Just as he was beginning to settle and recover from a year long persecution at the hands of officials at the Ministry of Finance who did not want his contract renewed, the Chief Executive of CEDA, Thapelo Matsheka, finds himself and his agency against a renewed and more sophisticated kind of criticism.
In their latest report, the Bank of Botswana has drafted what could easily pass for the harshest attack against citizen economic empowerment and organisations that run the schemes thus far.
With references of “moral hazards” and “short termi-sm” the Central Bank comes out explicitly clear that subsidised finance is not the best way to go.
In more ways than one, the Bank of Botswana’s criticisms of CEDA are a picture replica of a report authored by a government economic consultant called Nicko Czypionka, under the auspices of an ad hoc organization called the presidential Business Economic and Advisory Council.
Like Czypionka, the report rallies against government’s reservation and preference schemes.
The Bank of Botswana says foreigners should be allowed to enter such activities as fresh produce, butcheries, general trading, filling stations and bars as well as other small scale tourist related operations.
The Bank says excluding foreigners in these areas brings about the danger that Batswana could miss from foreign expertise.
The Bank of Botswana further says financial assistance is not a panacea to business success.
They advise that other fundamentals like good management are also crucial.
In its 2006 report, the Bank says subsidized capital fosters low-return projects that will not be viable when the subsidies are no longer available.
The Bank takes particular exception against CEDA that borrowers are encouraged but not required to make equity contributions.
They say the absence of equity contribution might act indirectly as a disincentive for entrepreneurs to strive for success of their businesses as there is no financial risk linked to failure of the business.
“The provision of loans on generous terms may also result in crowding out of the private financial sector in the credit market.
“If the borrowing terms from government-supported institutions are both easier and expose the lender to greater risk relative to the borrower, the latter has a clear incentive to borrow more from the government than elsewhere.”
The Central Bank says, as a result, commercial banks stand to lose out on potential customer base.
To further buttress their case, the Central Bank says private commercial banks are likely to be more staffed with highly skilled personnel than the quasi government institutions like CEDA.
“A more vigilant surveillance of borrowers by lenders can encourage entrepreneurs to ensure that their businesses succeed.

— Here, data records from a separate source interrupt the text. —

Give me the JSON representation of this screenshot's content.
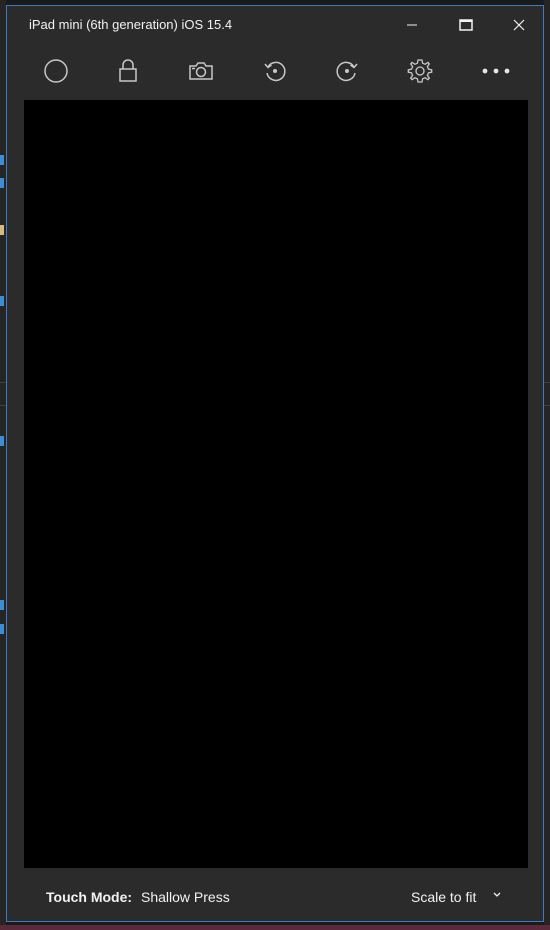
{
  "window": {
    "title": "iPad mini (6th generation) iOS 15.4",
    "accent_color": "#3b7bbf",
    "controls": {
      "minimize_icon": "minimize-icon",
      "maximize_icon": "maximize-icon",
      "close_icon": "close-icon"
    }
  },
  "toolbar": {
    "tools": [
      {
        "icon": "home-circle-icon"
      },
      {
        "icon": "lock-icon"
      },
      {
        "icon": "camera-icon"
      },
      {
        "icon": "rotate-left-icon"
      },
      {
        "icon": "rotate-right-icon"
      },
      {
        "icon": "gear-icon"
      },
      {
        "icon": "more-icon"
      }
    ]
  },
  "screen": {
    "background": "#000000"
  },
  "status": {
    "touch_mode_label": "Touch Mode:",
    "touch_mode_value": "Shallow Press",
    "scale_value": "Scale to fit"
  }
}
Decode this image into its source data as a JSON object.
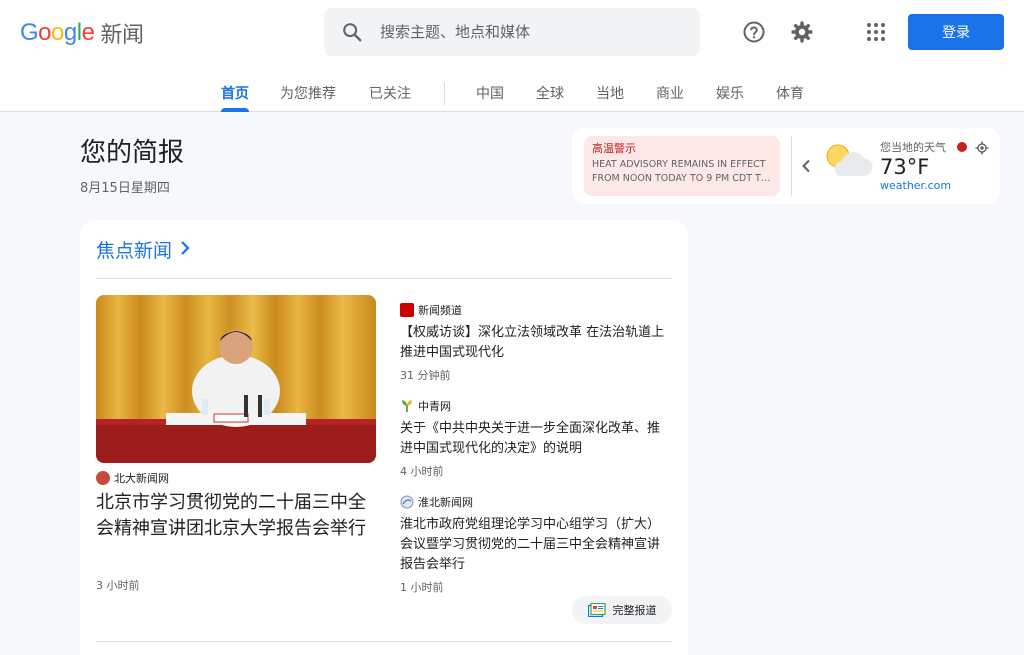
{
  "header": {
    "logo_letters": [
      "G",
      "o",
      "o",
      "g",
      "l",
      "e"
    ],
    "product_name": "新闻",
    "search_placeholder": "搜索主题、地点和媒体",
    "login_label": "登录"
  },
  "tabs": [
    {
      "label": "首页",
      "active": true
    },
    {
      "label": "为您推荐",
      "active": false
    },
    {
      "label": "已关注",
      "active": false
    },
    {
      "label": "中国",
      "active": false
    },
    {
      "label": "全球",
      "active": false
    },
    {
      "label": "当地",
      "active": false
    },
    {
      "label": "商业",
      "active": false
    },
    {
      "label": "娱乐",
      "active": false
    },
    {
      "label": "体育",
      "active": false
    }
  ],
  "briefing": {
    "title": "您的简报",
    "date": "8月15日星期四"
  },
  "weather": {
    "alert_title": "高温警示",
    "alert_line1": "HEAT ADVISORY REMAINS IN EFFECT",
    "alert_line2": "FROM NOON TODAY TO 9 PM CDT THI...",
    "location_label": "您当地的天气",
    "temperature": "73°F",
    "source": "weather.com"
  },
  "top_stories": {
    "heading": "焦点新闻",
    "full_coverage_label": "完整报道",
    "hero": {
      "source": "北大新闻网",
      "title": "北京市学习贯彻党的二十届三中全会精神宣讲团北京大学报告会举行",
      "time": "3 小时前"
    },
    "stories": [
      {
        "source": "新闻频道",
        "title": "【权威访谈】深化立法领域改革 在法治轨道上推进中国式现代化",
        "time": "31 分钟前"
      },
      {
        "source": "中青网",
        "title": "关于《中共中央关于进一步全面深化改革、推进中国式现代化的决定》的说明",
        "time": "4 小时前"
      },
      {
        "source": "淮北新闻网",
        "title": "淮北市政府党组理论学习中心组学习（扩大）会议暨学习贯彻党的二十届三中全会精神宣讲报告会举行",
        "time": "1 小时前"
      }
    ]
  },
  "colors": {
    "accent": "#1a73e8",
    "alert_bg": "#fce8e6",
    "alert_text": "#c5221f",
    "page_bg": "#f6f8fc"
  }
}
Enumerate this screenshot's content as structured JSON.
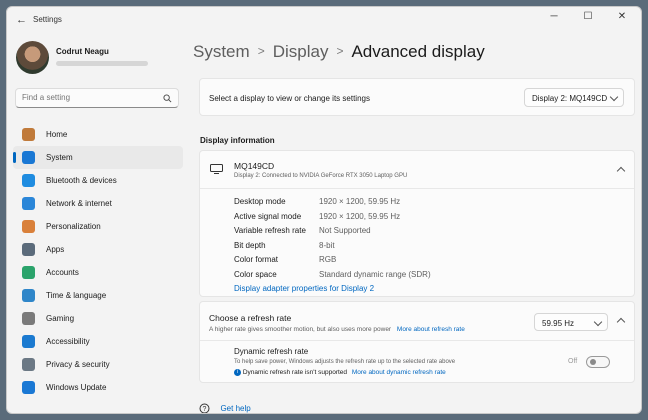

Hence, leaving the provision investment funds to the private markets has the potential to enhance a more sustainable private sector.”
In a clear case of an attack on citizen economic empowerment, the Bank of Botswana says borrowing without the explicit requirement for equity contribution has “an inherent moral hazard possibly to the detriment of longer term private sector development.”
“Although there is a perception in Botswana that the commercial banks are ill equipped and often unwilling to provide funding for potentially risky business start-ups and expansions, it is also likely that a proportion of the jobs ‘created’ by CEDA could also have been financed by private financial institutions, while the presence of CEDA-type institutions might obviate the need for private sector innovation to meet the apparent demand for start-up capital, especially among citizen entrepreneurs.”
It is not the first time the CEDA Chief Executive finds himself on the defensive.
Before his contract was renewed, he had to go for close to a year working with no contract.
It was also not before he was audited by the Auditor General at the behest of the Minister of Finance that he was re-appointed.
Although the audit report is yet to be released, The Sunday Standard can reveal that a number of its findings did not speak charitably of Dr. Matsheka and his CEDA.